Read on to learn more about dual occupancy (Dual Occupancy property type) developments, and hear from land owners who have successfully been through the process.
What is a Dual Occupancy development and what are the benefits?
A Dual Occupancy development is usually described as more than one dwelling on a single block of land. While there are essentially two Dual Occupancy options – side-by-side or stand-alone – there are many choices when it comes to house size, floorplans, design, fixtures and fittings. Each home has its own entrance and amenities.
A dual occupancy development is a highly versatile investment. You can choose to live in one dwelling, then sell or rent one, or you could rent out both or even sell both. It is this flexibility that makes Dual Occupancy developments so appealing to people at all stages of the real estate cycle.

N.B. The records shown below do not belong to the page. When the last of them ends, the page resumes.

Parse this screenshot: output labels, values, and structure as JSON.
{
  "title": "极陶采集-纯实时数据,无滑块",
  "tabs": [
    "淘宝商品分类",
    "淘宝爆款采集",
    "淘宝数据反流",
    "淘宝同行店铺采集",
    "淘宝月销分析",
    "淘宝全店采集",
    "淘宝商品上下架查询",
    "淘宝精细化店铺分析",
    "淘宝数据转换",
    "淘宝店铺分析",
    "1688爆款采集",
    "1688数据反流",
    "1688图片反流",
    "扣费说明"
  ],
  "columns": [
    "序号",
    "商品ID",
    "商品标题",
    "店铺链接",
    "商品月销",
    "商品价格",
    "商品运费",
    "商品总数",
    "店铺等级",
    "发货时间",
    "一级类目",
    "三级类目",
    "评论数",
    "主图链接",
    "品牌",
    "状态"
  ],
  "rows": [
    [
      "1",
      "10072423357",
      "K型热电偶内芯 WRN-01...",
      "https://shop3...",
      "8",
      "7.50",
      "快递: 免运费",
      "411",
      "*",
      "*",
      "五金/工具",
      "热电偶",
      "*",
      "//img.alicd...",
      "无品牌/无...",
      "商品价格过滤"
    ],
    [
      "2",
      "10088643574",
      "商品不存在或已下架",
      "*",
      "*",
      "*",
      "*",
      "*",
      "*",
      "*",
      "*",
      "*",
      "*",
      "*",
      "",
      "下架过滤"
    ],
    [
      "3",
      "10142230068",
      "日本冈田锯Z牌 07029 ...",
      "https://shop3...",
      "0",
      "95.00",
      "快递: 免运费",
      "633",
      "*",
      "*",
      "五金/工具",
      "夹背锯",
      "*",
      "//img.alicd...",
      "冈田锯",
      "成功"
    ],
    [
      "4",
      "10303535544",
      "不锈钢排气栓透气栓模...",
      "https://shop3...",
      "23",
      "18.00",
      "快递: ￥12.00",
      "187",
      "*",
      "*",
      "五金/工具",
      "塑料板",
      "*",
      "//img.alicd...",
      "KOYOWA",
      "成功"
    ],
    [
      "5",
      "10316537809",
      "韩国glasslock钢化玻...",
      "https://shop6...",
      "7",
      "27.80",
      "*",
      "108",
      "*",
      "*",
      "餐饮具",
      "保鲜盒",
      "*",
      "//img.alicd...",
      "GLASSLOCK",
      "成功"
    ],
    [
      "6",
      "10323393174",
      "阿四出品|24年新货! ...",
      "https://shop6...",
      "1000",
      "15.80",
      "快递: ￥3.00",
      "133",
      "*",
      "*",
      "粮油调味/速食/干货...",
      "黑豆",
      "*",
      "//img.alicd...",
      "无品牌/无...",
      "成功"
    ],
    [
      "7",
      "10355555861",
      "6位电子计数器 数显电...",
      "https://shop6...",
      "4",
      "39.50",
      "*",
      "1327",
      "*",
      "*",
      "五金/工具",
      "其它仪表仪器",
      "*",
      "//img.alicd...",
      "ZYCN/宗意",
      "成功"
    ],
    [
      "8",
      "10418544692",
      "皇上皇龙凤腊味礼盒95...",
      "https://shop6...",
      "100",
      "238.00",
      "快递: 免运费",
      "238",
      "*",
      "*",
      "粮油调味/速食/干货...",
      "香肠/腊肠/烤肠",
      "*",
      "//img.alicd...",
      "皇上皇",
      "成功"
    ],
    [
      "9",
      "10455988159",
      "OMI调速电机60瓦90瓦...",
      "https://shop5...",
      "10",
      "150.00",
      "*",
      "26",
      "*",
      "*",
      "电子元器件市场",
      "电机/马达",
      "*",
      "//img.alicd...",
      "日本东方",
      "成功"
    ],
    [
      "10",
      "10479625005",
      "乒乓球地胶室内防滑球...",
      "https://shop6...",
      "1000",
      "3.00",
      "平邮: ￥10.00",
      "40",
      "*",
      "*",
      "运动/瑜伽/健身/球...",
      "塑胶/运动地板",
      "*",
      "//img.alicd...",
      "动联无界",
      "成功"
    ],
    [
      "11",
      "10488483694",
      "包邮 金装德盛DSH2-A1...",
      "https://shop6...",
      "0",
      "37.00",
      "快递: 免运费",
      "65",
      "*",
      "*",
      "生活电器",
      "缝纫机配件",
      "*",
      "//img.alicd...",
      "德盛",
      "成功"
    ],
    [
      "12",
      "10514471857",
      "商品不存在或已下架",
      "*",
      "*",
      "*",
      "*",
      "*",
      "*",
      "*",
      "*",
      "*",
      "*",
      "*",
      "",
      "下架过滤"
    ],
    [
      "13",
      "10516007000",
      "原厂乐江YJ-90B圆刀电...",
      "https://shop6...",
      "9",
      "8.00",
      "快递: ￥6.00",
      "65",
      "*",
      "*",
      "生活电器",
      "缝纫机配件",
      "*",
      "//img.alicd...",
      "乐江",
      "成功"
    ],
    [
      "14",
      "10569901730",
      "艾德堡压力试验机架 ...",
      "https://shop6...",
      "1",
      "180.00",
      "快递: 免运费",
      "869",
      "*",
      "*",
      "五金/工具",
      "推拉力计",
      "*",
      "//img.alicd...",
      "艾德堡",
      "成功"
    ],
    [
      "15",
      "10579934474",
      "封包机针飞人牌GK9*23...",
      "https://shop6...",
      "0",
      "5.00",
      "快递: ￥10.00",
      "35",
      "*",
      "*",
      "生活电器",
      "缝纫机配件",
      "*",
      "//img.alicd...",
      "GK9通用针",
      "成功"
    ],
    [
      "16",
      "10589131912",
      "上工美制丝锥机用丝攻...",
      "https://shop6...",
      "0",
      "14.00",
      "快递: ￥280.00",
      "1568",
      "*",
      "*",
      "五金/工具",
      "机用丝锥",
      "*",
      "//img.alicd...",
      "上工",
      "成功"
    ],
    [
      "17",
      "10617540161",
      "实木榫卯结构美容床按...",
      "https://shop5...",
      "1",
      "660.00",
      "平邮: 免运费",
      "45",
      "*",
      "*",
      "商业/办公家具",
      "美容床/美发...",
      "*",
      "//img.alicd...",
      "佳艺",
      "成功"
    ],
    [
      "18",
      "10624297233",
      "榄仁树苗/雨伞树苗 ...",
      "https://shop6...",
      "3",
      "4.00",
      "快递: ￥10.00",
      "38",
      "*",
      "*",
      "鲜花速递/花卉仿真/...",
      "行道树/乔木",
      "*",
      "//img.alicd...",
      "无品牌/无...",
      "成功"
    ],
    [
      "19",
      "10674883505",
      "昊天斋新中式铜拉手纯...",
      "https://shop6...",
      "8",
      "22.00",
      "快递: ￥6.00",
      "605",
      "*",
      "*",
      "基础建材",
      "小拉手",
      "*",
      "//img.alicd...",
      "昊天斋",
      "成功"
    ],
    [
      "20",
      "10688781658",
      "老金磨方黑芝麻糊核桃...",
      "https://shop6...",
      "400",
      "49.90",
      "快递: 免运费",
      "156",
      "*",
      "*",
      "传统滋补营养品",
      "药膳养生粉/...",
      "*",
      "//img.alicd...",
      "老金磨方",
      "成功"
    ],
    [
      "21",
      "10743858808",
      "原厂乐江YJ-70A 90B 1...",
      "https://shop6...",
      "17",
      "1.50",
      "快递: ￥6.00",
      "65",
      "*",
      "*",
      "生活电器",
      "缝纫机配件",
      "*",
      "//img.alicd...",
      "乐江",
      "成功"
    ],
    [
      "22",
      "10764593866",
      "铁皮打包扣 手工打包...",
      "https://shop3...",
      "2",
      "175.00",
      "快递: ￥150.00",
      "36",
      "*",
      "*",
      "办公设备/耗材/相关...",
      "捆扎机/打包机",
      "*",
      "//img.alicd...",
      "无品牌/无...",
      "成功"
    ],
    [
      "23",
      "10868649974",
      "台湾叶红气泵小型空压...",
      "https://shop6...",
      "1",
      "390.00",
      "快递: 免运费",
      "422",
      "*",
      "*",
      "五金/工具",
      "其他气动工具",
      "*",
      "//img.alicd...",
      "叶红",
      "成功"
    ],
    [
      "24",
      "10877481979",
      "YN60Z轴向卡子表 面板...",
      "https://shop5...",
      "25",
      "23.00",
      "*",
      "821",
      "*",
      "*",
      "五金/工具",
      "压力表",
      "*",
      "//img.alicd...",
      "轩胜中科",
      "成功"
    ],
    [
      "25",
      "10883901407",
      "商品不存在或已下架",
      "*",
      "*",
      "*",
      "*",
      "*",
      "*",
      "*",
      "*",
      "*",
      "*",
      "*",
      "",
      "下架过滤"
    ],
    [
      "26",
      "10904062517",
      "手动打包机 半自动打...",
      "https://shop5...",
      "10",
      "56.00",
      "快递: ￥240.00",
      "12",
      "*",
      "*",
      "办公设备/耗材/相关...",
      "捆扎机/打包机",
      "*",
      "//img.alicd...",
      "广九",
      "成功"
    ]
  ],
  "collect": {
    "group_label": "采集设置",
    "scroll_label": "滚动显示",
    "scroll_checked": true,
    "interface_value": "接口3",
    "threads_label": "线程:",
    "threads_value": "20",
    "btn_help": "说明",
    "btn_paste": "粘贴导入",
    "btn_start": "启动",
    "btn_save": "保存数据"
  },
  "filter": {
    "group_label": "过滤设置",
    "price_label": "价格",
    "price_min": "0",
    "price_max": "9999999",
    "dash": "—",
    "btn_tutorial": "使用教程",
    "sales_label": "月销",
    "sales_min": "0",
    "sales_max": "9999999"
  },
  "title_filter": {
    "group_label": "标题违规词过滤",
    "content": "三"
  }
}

For downsizers, a Dual Occupancy development gives you the opportunity to stay in a neighbourhood you love but in a more low-maintenance property. Or, it might give you the opportunity to help your children enter the property market in one of the homes. And, if you are ready to become a property investor for the first time, a Dual Occupancy development might be a great way to generate revenue and offset your mortgage.
Pros and Cons of Dual Occupancy Homes or Properties
Dual Occupancy properties are popular among investors for a reason, although there are also downsides to this type of property investment.
- As potentially high-income property investments, they represent a vehicle for improved cash flow. You essentially have twice the rental income, which can be used to supplement a mortgage or home loan repayments.
- They maximise the land use and property potential, as you have two dwelling places built on a single plot of land.
- They help save on maintenance expenses, since you can split expenses with your tenants (depending on your agreement), and the projected high rental yield can sufficiently cover these, and more.
- They increase the size of your property portfolio without the associated costs of purchasing two separate properties.
- They are great for rental yields and will help balance your portfolio and improve your serviceability for future property purchase.
- They may decrease the desirability/saleability of your property as not a lot of owner-occupiers like the idea of having a property attached to their own residence.
- If you do not properly plan or set a strict budget, you may end up spending more—which may not be recoupable in the final sale price.
- They may not be the best vehicle for increasing equity.
- They are subject to market fluctuations (supply and demand), so you may end up losing two incomes if the property is no longer in demand in your area.
- They can be challenging to sell separately (except some duplexes).
- You need to spend extra on setting up separate utility meters for each property.